• AIM OF THE TASK: Going through the entries below, copy out each line that contains "diciembre".

• DATASET CONTENT:
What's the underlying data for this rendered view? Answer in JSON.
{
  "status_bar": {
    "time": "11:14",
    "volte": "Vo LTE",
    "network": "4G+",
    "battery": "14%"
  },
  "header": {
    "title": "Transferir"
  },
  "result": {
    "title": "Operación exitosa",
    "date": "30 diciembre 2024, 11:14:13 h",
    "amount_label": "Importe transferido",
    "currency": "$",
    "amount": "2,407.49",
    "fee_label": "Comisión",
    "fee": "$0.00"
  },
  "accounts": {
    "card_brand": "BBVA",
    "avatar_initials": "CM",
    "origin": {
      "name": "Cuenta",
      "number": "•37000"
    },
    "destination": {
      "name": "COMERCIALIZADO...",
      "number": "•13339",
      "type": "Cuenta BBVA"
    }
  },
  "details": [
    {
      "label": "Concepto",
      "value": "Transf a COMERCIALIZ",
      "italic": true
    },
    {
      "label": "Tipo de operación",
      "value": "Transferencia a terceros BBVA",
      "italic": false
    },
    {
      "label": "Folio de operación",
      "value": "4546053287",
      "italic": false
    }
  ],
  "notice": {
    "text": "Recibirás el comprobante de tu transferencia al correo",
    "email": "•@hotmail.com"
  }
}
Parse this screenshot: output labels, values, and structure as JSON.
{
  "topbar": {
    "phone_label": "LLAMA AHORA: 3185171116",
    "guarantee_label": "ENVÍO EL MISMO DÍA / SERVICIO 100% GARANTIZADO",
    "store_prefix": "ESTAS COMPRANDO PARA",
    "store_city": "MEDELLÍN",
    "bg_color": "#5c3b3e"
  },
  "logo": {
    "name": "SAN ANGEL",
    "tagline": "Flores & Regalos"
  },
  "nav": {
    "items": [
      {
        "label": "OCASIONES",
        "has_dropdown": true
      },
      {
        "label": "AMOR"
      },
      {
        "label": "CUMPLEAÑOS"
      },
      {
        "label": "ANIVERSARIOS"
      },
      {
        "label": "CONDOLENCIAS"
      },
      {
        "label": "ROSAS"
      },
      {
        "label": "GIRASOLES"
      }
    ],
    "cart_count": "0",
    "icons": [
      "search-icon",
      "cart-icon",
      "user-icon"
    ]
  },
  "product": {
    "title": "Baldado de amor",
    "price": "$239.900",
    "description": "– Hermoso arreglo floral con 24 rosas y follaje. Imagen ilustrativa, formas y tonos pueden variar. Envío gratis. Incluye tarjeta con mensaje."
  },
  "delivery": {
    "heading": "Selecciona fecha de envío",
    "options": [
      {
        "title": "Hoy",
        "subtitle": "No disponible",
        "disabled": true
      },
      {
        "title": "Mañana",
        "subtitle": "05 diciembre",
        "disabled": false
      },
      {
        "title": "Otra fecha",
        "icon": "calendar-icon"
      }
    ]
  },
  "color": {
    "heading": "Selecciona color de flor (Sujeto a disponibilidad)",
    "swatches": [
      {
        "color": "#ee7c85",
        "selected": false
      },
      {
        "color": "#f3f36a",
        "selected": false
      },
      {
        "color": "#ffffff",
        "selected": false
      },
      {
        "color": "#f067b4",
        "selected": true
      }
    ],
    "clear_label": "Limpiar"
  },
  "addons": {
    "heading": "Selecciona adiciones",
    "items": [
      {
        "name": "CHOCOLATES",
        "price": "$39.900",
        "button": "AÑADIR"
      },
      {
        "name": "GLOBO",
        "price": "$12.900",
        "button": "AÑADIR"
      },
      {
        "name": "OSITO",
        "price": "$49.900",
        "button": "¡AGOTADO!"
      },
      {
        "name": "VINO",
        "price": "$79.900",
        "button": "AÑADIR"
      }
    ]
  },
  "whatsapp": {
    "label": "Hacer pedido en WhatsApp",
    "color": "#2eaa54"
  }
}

• EXERCISE RESULT:
    "date": "30 diciembre 2024, 11:14:13 h",
        "subtitle": "05 diciembre",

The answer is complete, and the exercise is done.